Problem requirements: Go line by line through the data and copy those with the word "title".

Material supplied below:

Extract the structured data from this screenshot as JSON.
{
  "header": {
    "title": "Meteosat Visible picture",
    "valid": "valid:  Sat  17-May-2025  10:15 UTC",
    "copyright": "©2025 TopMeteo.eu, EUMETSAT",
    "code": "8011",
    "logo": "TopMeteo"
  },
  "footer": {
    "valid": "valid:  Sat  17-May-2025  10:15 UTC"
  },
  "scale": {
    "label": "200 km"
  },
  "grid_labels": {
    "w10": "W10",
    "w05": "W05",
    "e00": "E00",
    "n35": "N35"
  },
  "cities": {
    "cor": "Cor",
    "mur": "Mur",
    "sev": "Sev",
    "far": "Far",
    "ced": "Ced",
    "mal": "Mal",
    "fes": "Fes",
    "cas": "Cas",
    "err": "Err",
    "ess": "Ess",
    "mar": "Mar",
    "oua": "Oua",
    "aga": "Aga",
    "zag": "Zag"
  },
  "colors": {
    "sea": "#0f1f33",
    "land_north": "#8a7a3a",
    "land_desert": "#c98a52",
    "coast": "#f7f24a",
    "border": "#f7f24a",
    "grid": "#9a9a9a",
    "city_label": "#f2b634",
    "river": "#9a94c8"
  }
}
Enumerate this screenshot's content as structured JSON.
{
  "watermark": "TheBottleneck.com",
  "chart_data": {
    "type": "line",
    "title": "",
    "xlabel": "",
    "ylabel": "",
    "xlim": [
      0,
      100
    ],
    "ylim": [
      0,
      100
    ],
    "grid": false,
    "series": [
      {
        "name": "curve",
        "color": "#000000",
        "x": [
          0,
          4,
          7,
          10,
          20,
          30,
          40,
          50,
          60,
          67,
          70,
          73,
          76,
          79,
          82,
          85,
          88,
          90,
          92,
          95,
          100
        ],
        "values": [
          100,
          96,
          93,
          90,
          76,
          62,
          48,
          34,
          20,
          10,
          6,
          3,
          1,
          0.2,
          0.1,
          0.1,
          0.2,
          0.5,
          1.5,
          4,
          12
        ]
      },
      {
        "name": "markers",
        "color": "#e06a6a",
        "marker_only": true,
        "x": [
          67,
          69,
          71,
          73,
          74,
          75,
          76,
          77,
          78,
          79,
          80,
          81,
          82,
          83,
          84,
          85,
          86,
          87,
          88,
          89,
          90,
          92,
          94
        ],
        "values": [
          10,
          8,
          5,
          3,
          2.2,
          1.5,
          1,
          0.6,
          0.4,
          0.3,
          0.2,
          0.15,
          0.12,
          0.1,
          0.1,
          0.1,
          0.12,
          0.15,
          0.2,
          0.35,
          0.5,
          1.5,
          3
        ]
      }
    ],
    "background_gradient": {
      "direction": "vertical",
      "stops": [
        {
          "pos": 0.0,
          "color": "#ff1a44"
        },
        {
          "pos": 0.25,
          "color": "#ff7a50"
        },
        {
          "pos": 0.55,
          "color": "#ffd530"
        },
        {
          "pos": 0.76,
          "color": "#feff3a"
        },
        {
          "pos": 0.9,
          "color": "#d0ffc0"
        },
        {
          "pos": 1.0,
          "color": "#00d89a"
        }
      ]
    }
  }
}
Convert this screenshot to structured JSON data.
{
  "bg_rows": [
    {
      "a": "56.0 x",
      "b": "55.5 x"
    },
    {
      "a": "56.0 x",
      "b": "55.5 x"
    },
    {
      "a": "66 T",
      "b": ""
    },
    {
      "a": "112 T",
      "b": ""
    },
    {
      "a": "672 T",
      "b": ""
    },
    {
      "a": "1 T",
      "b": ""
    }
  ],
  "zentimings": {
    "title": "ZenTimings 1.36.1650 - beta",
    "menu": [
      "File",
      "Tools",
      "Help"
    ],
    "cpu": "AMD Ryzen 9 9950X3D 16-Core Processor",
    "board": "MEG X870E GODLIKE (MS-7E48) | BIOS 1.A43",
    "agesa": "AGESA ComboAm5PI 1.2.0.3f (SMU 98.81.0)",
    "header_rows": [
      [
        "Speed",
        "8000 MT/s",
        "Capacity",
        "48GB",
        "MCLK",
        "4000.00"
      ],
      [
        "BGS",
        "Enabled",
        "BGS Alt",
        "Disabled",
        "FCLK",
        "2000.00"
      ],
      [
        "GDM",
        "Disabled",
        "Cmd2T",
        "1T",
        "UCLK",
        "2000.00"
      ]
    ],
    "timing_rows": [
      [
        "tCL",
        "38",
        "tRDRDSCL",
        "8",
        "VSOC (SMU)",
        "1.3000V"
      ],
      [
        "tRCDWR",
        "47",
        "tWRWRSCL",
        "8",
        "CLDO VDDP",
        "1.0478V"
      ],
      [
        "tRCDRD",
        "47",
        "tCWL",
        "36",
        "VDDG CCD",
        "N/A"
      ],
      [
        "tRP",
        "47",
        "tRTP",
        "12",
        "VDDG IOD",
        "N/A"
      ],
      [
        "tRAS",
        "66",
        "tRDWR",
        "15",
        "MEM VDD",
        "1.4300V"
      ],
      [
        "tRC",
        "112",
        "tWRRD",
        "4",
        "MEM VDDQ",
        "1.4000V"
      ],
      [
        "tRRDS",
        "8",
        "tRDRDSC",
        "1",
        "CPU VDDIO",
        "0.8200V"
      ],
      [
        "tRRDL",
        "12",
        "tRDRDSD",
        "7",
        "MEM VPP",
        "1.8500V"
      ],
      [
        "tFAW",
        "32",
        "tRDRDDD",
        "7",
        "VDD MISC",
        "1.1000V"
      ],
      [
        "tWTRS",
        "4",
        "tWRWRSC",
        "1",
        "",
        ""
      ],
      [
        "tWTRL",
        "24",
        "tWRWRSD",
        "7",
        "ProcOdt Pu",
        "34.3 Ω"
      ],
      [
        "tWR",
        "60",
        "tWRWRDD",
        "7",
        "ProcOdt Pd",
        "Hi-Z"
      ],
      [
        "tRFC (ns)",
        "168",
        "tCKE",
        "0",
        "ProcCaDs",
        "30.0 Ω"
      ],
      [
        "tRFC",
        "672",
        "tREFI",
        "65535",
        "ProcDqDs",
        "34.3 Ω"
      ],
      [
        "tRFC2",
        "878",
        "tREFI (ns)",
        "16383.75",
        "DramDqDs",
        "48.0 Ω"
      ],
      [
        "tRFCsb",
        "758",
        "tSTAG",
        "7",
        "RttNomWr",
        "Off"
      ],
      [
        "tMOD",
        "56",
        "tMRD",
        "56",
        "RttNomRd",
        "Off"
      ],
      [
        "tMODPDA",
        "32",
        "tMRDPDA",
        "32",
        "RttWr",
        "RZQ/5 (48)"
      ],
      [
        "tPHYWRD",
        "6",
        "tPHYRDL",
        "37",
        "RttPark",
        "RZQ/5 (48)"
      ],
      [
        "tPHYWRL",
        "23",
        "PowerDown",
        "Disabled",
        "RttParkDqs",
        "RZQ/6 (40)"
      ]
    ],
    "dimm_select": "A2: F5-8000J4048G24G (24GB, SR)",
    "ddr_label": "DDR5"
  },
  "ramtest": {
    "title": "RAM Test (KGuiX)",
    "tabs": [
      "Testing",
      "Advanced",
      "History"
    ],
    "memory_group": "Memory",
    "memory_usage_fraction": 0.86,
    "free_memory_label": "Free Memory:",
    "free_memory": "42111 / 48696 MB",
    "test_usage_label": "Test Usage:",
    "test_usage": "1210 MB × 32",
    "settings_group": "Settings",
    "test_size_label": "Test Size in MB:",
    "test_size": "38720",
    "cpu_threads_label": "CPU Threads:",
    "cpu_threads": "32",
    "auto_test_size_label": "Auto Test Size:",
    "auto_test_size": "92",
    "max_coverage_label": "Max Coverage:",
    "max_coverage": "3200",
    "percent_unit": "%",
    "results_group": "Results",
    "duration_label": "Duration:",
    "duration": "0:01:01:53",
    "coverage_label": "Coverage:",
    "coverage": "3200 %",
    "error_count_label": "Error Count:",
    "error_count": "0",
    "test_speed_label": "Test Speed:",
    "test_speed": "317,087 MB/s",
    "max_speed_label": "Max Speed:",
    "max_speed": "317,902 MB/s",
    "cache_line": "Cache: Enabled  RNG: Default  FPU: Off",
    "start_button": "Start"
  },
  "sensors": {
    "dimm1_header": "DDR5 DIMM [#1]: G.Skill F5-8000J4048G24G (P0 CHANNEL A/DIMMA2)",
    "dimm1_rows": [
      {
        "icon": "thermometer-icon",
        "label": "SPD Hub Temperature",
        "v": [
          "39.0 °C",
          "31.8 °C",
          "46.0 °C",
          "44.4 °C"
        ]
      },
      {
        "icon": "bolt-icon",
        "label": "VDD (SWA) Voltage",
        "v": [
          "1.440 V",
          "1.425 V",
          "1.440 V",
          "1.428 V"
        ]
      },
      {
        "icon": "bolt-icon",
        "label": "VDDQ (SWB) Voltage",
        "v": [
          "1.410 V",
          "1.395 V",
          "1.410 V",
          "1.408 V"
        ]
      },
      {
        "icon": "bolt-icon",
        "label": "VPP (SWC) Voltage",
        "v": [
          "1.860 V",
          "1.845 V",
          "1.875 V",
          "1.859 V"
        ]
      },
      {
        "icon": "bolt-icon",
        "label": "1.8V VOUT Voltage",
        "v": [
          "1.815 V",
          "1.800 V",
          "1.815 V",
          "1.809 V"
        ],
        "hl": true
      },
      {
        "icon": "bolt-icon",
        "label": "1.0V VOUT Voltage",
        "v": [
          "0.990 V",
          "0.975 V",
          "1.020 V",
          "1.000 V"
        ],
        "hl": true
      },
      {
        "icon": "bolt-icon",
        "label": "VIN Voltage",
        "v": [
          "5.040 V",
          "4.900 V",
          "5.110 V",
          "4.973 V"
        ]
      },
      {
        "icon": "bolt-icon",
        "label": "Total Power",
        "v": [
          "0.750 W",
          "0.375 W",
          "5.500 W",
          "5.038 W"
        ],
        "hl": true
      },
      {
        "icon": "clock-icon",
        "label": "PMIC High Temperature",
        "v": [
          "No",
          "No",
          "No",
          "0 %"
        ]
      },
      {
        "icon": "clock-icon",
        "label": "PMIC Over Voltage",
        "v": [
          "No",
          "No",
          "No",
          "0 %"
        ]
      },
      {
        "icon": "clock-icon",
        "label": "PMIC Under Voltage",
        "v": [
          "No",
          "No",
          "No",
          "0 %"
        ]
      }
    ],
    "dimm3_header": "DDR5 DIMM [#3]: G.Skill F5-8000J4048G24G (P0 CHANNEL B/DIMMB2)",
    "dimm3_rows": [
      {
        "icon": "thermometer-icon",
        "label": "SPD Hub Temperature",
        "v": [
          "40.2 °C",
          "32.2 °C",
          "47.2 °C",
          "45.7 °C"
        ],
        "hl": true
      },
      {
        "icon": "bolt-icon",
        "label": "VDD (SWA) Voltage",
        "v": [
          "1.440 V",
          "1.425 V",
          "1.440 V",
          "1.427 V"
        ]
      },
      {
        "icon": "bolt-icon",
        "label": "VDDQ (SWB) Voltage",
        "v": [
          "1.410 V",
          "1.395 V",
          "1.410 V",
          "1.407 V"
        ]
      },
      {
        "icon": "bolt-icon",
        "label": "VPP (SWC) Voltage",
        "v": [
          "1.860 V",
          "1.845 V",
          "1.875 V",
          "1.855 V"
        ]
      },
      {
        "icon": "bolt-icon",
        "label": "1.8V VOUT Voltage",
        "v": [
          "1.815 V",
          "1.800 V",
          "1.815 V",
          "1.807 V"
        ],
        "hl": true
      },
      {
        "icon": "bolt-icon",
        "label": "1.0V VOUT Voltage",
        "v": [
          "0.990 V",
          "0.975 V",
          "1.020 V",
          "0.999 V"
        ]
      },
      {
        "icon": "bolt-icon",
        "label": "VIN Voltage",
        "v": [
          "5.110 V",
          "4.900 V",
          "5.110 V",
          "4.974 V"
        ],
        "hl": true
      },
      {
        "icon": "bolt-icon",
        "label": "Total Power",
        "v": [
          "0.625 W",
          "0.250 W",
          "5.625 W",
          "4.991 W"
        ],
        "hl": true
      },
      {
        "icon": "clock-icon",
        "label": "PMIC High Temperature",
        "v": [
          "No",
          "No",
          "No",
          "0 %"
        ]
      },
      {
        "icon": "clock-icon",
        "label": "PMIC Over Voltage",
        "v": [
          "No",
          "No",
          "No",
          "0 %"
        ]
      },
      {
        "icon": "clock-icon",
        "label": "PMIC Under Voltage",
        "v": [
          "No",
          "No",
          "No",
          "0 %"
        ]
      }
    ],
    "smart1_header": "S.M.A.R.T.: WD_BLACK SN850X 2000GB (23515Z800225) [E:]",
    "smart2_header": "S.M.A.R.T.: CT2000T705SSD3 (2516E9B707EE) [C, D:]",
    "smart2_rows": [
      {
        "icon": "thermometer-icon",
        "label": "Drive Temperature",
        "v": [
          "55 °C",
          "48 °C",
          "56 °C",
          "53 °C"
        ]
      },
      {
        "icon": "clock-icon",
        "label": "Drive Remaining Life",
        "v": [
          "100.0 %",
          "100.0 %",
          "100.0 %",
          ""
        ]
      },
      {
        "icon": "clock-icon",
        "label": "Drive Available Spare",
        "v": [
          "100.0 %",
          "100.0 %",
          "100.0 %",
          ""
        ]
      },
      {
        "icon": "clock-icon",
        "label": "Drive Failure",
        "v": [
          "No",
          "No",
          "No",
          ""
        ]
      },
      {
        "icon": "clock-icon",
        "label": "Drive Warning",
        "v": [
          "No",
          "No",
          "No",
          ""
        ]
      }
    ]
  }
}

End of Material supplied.

Task response:
    "title": "Meteosat Visible picture",
    "title": "",
    "title": "ZenTimings 1.36.1650 - beta",
    "title": "RAM Test (KGuiX)",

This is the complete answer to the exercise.